▶ PROVIDED RECORDS:
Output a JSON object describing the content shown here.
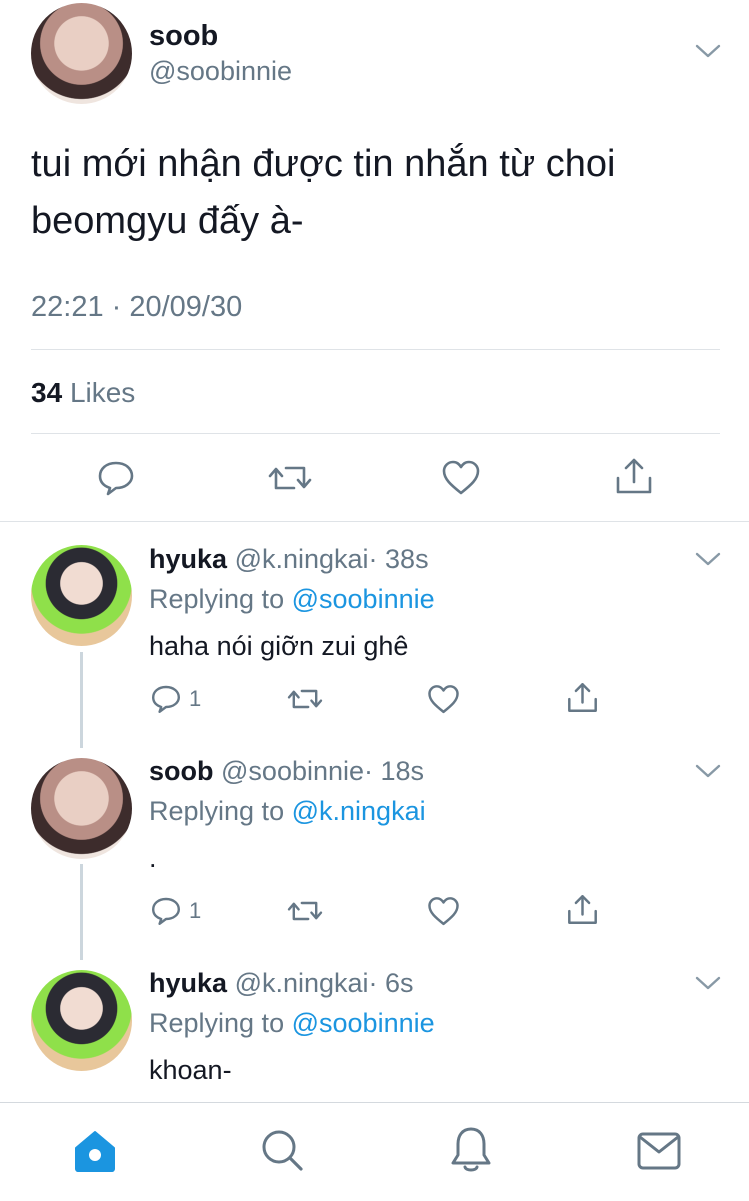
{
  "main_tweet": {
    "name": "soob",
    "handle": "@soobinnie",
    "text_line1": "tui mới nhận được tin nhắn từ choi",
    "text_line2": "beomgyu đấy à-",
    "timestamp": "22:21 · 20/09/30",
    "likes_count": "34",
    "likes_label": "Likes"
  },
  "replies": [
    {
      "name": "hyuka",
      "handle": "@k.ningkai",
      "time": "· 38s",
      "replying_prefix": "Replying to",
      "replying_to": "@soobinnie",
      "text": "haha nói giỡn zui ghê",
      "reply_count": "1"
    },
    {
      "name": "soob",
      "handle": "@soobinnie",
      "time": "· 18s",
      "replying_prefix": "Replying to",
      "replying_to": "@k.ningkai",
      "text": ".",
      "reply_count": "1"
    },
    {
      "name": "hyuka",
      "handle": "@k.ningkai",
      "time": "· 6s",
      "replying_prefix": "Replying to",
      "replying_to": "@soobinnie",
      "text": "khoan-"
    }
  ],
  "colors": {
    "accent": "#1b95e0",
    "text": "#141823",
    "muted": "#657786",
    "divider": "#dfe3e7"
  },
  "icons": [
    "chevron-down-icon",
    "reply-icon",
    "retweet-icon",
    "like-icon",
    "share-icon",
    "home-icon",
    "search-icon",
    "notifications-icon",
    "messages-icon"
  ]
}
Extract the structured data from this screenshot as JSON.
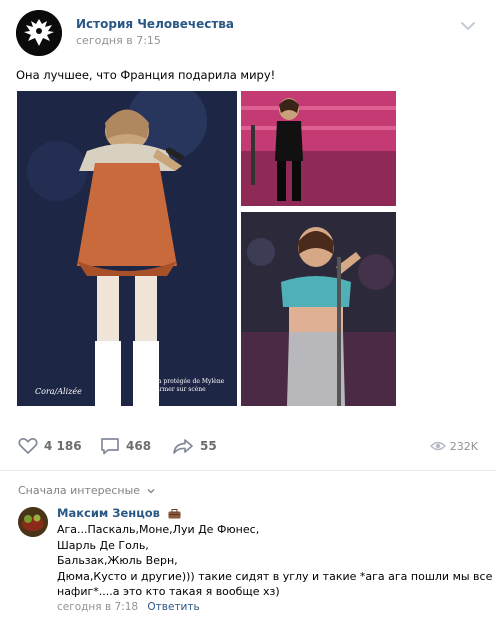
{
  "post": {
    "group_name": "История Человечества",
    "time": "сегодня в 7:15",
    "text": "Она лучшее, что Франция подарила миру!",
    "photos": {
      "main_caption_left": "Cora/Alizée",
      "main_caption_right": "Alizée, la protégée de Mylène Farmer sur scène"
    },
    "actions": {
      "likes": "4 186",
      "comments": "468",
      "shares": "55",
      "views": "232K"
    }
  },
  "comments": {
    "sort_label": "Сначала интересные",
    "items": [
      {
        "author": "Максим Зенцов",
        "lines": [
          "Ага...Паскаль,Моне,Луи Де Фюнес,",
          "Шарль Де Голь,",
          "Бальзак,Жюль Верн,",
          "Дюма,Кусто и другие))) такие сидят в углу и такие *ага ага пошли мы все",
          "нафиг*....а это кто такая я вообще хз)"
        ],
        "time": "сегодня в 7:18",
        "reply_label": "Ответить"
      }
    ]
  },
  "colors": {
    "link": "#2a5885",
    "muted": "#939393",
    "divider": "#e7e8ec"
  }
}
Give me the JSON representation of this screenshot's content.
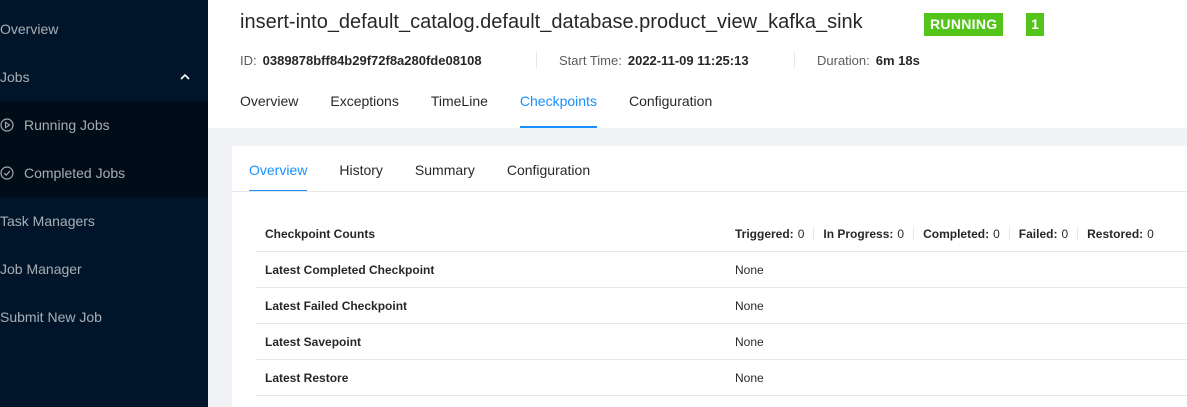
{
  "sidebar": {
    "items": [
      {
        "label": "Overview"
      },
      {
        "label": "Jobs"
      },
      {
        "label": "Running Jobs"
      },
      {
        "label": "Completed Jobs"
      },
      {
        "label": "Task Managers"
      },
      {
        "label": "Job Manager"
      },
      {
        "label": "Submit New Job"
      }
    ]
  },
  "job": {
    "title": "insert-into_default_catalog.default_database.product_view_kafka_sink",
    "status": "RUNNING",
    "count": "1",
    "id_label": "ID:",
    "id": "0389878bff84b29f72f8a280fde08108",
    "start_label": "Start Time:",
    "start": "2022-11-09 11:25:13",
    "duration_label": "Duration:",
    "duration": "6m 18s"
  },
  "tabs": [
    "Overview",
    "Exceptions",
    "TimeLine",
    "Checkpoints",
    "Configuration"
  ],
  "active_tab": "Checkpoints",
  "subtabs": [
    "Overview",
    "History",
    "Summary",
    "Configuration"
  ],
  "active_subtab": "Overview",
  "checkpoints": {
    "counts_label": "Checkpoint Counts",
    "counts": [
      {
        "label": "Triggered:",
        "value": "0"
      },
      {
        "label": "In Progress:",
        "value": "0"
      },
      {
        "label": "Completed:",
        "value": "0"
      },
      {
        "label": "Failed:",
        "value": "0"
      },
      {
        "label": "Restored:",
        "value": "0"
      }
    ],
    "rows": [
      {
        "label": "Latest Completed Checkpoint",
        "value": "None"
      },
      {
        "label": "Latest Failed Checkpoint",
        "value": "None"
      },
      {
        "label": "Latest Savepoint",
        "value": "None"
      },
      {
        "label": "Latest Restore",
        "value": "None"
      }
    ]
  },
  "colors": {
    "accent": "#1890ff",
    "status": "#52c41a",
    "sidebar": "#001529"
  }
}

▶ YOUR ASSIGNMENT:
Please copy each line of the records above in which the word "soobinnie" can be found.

▶ EXERCISE ANSWER:
    "handle": "@soobinnie",
      "replying_to": "@soobinnie",
      "handle": "@soobinnie",
      "replying_to": "@soobinnie",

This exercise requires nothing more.